Many co-productions are visible at the 18th Busan International Film Festival (BIFF) which opened on Thursday, and which features a series of events aimed at facilitating cross-border deals.

US producer and studio executive Harvey Weinstein is among the major players involved in Asian projects, having picked up international rights for the hit Korean sci-fi thriller “Snowpiercer”, which boasts an international cast.

He is also involved in a treatment for the sequel to director Ang Lee’s Academy Award winner “Crouching Tiger, Hidden Dragon”.

Action director Michael Mann is about to bring his crew — and his robots — to Hong Kong to shoot scenes for the newest addition to the “Transformers” franchise — the latest Hollywood film to use Asian settings to lure the region’s cinema-goers, following on from the success of Guillermo del Toro’s “Pacific Rim” this year.

In an increasingly globalised economy, “international projects are bound to flourish,” producer Nanette Nelms told AFP.

Her production “Vara: A Blessing” — a Bhutanese film directed by lama Khyentse Norbu and made with an internationally-recruited crew — was the surprise choice for festival opener.
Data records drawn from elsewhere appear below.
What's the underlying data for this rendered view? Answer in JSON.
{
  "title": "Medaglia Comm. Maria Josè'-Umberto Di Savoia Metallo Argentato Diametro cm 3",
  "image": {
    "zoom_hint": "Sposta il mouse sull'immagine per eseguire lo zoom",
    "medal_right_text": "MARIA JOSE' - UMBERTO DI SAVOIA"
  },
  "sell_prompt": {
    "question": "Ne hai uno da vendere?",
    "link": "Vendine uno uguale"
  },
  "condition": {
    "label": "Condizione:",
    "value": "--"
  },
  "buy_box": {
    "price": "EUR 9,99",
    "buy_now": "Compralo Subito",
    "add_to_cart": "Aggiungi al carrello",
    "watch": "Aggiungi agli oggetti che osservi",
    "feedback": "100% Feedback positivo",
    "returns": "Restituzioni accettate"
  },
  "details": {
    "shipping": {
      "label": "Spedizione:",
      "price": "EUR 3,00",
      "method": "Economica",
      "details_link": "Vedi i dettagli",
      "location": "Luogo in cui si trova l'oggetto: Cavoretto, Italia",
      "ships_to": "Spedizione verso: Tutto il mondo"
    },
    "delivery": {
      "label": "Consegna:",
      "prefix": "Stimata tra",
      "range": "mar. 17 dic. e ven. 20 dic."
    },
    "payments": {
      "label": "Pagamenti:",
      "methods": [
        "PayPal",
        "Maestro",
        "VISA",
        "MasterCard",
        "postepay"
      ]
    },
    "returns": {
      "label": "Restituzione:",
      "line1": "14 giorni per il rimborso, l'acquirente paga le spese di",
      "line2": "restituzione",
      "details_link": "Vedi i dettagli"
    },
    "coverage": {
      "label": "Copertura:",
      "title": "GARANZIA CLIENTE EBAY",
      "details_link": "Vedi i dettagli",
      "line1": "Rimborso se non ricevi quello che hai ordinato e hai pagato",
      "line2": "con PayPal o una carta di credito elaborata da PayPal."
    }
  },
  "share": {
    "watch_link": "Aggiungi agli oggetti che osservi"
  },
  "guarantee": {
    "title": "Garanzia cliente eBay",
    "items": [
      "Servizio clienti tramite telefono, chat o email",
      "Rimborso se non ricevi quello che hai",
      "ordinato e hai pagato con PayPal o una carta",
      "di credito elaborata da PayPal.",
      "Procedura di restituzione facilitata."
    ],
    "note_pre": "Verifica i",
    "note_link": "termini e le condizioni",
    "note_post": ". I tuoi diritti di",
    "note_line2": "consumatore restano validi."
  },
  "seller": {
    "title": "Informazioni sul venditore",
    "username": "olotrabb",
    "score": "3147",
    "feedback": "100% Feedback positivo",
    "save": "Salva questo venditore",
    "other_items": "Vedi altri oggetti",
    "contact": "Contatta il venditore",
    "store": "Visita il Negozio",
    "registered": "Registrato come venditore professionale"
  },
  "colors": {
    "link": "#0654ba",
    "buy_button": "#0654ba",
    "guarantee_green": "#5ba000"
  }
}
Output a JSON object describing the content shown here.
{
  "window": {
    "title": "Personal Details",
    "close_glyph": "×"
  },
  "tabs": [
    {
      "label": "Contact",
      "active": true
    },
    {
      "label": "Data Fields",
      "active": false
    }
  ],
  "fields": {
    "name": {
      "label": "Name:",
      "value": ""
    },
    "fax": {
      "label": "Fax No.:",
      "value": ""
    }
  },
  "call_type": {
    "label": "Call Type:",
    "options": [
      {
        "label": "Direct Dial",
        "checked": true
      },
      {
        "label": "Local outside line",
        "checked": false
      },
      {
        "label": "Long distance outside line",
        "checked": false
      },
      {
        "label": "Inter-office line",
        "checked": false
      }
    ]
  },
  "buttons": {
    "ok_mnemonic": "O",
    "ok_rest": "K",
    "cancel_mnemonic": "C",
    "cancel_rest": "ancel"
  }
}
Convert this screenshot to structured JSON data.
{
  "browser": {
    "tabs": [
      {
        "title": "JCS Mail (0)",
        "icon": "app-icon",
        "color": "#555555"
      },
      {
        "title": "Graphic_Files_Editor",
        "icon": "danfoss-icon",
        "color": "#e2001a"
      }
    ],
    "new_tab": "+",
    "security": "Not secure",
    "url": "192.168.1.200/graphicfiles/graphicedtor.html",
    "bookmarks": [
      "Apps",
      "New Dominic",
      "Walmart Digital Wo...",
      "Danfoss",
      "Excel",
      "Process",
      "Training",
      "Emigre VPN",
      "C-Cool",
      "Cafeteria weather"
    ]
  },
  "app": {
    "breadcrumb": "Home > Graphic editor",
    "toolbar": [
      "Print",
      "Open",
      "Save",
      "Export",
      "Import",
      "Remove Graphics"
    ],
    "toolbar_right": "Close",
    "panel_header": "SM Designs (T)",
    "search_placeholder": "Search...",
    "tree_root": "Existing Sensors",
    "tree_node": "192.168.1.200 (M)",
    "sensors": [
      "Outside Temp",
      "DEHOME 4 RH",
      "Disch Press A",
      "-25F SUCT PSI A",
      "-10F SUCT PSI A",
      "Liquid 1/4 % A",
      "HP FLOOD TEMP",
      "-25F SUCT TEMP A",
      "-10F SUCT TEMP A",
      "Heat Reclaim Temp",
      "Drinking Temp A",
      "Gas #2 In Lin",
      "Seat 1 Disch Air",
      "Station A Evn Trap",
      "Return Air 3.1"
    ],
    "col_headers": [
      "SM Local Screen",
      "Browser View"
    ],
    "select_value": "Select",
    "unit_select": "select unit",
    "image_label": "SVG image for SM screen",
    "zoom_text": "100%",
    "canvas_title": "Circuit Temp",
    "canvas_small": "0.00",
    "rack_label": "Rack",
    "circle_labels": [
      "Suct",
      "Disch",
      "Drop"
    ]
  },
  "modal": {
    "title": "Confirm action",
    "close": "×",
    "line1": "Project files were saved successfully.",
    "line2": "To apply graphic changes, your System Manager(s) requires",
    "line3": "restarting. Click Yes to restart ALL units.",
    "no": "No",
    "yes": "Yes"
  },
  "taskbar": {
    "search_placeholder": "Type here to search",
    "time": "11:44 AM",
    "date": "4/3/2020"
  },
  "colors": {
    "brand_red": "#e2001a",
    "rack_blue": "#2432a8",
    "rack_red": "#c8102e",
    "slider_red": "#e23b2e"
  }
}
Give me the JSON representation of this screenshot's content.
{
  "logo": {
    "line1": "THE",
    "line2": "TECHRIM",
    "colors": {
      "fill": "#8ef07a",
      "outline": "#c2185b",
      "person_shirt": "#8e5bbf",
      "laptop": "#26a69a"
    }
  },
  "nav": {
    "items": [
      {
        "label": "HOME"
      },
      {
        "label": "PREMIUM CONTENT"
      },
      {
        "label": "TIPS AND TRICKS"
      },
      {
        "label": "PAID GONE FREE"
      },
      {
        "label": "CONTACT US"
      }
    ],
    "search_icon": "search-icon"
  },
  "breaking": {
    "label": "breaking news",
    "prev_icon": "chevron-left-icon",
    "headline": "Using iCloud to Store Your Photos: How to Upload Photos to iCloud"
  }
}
The musical drama about a woman’s illicit love for a man of lower caste premiered at the festival Thursday, giving it the kind of international exposure producers crave — especially when it comes to Asia.
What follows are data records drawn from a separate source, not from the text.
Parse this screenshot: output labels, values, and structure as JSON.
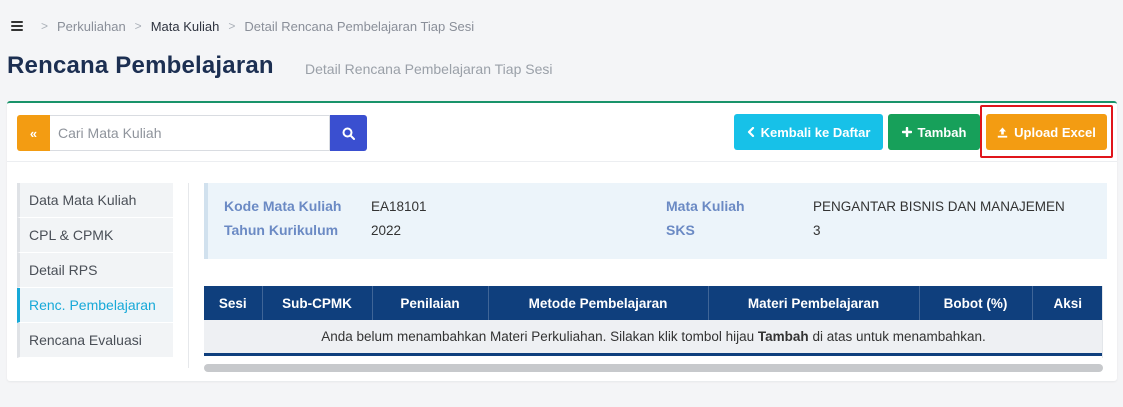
{
  "breadcrumb": {
    "items": [
      "Perkuliahan",
      "Mata Kuliah",
      "Detail Rencana Pembelajaran Tiap Sesi"
    ],
    "separator": ">"
  },
  "page": {
    "title": "Rencana Pembelajaran",
    "subtitle": "Detail Rencana Pembelajaran Tiap Sesi"
  },
  "toolbar": {
    "collapse_label": "«",
    "search_placeholder": "Cari Mata Kuliah",
    "back_label": "Kembali ke Daftar",
    "add_label": "Tambah",
    "upload_label": "Upload Excel"
  },
  "sidebar": {
    "items": [
      {
        "label": "Data Mata Kuliah",
        "active": false
      },
      {
        "label": "CPL & CPMK",
        "active": false
      },
      {
        "label": "Detail RPS",
        "active": false
      },
      {
        "label": "Renc. Pembelajaran",
        "active": true
      },
      {
        "label": "Rencana Evaluasi",
        "active": false
      }
    ]
  },
  "course": {
    "kode_label": "Kode Mata Kuliah",
    "kode_value": "EA18101",
    "tahun_label": "Tahun Kurikulum",
    "tahun_value": "2022",
    "nama_label": "Mata Kuliah",
    "nama_value": "PENGANTAR BISNIS DAN MANAJEMEN",
    "sks_label": "SKS",
    "sks_value": "3"
  },
  "table": {
    "columns": [
      "Sesi",
      "Sub-CPMK",
      "Penilaian",
      "Metode Pembelajaran",
      "Materi Pembelajaran",
      "Bobot (%)",
      "Aksi"
    ],
    "empty_before": "Anda belum menambahkan Materi Perkuliahan. Silakan klik tombol hijau ",
    "empty_bold": "Tambah",
    "empty_after": " di atas untuk menambahkan."
  },
  "colors": {
    "accent_green": "#17a05a",
    "accent_orange": "#f39c12",
    "accent_cyan": "#17c1e8",
    "header_navy": "#0f3f7d",
    "highlight_red": "#e0151b"
  }
}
The region outpaced North America in terms of box office growth in 2012 — increasing by 15 percent to $10.4 billion compared to North America’s 6.0 percent rise to $10.8 billion — and the same scenario is playing out in 2013.
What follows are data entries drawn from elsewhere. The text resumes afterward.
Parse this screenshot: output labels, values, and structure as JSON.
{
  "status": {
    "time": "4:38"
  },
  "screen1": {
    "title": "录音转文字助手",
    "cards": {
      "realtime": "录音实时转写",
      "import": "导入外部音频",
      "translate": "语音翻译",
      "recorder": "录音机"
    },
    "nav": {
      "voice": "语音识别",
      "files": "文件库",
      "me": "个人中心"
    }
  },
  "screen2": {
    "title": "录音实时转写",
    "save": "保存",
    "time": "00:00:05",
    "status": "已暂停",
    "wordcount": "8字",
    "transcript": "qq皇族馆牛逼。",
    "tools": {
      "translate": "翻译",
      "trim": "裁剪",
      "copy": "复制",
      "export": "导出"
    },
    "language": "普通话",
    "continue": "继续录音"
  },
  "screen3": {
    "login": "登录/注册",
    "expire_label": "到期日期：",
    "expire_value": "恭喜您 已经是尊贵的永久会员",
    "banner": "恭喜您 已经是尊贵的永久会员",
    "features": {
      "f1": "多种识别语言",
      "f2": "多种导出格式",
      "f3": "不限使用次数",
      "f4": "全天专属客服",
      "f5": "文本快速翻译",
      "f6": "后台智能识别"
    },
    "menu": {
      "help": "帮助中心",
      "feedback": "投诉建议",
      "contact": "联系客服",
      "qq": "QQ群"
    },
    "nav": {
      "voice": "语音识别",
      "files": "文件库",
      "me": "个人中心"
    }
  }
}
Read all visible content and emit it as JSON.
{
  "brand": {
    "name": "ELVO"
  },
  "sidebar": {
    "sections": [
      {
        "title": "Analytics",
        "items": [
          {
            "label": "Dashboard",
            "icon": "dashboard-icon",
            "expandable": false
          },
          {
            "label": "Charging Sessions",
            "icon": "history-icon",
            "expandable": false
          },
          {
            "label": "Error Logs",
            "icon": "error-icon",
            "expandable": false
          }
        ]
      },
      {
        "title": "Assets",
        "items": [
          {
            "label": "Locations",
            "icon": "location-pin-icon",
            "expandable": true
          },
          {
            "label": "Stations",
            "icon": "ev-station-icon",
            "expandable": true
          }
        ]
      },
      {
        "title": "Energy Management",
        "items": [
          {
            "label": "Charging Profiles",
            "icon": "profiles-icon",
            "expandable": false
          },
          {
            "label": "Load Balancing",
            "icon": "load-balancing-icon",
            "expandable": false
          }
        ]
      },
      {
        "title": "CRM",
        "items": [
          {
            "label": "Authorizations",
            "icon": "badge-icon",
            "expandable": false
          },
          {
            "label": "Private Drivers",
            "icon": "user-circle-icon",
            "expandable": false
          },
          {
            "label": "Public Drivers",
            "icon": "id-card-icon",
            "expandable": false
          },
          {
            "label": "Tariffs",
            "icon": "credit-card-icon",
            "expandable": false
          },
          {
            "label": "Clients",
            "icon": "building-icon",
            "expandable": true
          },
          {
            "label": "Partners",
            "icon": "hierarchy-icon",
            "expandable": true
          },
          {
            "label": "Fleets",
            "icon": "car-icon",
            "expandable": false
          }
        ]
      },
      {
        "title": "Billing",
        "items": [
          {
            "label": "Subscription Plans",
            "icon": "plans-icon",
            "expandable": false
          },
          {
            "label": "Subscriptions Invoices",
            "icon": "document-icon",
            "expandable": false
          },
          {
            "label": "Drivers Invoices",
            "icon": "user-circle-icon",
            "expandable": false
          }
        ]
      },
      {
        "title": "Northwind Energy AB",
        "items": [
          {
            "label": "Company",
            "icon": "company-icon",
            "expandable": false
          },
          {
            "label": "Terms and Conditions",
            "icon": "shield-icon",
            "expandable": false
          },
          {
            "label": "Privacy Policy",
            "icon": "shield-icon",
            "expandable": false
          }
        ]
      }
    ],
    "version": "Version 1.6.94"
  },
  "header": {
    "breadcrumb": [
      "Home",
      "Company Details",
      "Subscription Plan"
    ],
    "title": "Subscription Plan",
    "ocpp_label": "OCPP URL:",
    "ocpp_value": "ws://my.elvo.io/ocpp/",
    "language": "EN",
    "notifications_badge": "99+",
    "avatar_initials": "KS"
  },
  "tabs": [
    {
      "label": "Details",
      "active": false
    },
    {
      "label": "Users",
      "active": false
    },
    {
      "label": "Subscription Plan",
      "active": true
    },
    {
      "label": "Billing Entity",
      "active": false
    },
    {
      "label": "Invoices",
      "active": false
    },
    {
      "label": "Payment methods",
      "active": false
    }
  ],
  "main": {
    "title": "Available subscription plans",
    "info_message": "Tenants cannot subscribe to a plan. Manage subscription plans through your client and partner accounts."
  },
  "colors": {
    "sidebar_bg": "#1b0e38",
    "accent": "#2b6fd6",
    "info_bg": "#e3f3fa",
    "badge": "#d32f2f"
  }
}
China’s market is the dominant player, its box office taking in an estimated $1.8 billion over the first six months of 2013, a year-on-year rise of 36 percent. It is expected to overtake the US market by 2020.

Casino mogul James Packer told the Australian Financial Review on Tuesday that he also hoped to eventually tap into the booming Chinese entertainment market with his investment vehicle RatPac-Dune Entertainment. It has just signed a reported $450 million co-financing deal with Warner Brothers to cover the production of 75 movies.

As well as screening films such as “Vara” and “Snowpiercer” — an English-language, Korean produced and directed film with international stars Chris Evans and Tilda Swinton — BIFF is co-hosting the Ties That Bind programme, which supports European-Asian co-productions.

Busan is also staging a “Borderless Collaboration” seminar that looks into the business and legalities of international co-productions.

‘Clever business’


Singaporean writer-producer Jeremy Chua is seeking funding for the latest production by director K. Rajagopal, “A Yellow Bird”, which tells the story of a man trying to cope with life after he is released from prison.

Chua said international co-productions make sense for independent filmmakers as well as major players, both in terms of project financing and finding the biggest possible audiences.

“The idea of an international audience remains a priority for the indie filmmaking community,” says Chua.

The festival’s “Ties That Bind” programme gathers experienced filmmakers from both Europe and Asia to advise on how best to pitch projects to potential investors and to the public.

“[It] has a dual purpose of tailoring our projects towards a global audience while also seeking possible financing partners on a larger scale,” says Chua.

While Asia as a whole has become a more attractive option for filmmakers, the Chinese market remains a big target.

Jonathan Kim, a veteran producer with Korea’s sprawling CJ Entertainment Group, points to the recent China-Korea co-production “A Wedding Invitation” as an example of how the riches can be shared.

The romantic comedy was released in April and has gone on to collect more than $28 million from the Chinese box office.

“Co-productions are becoming not only a way of cultural exchange but a clever business decision,” said Kim, who points out that by finding a Chinese partner, filmmakers are able to avoid the country’s quota system which restricts the number of foreign films allowed to 34 each year.

But it’s not always about the money. Nelms said that while her production was international by its nature, talent was the key requisite.

“In the case of “Vara”, (director) Khyentse Norbu’s collaborators were hand-picked, without regard to their nationalities or geographic location,” she said.if (document.currentScript) {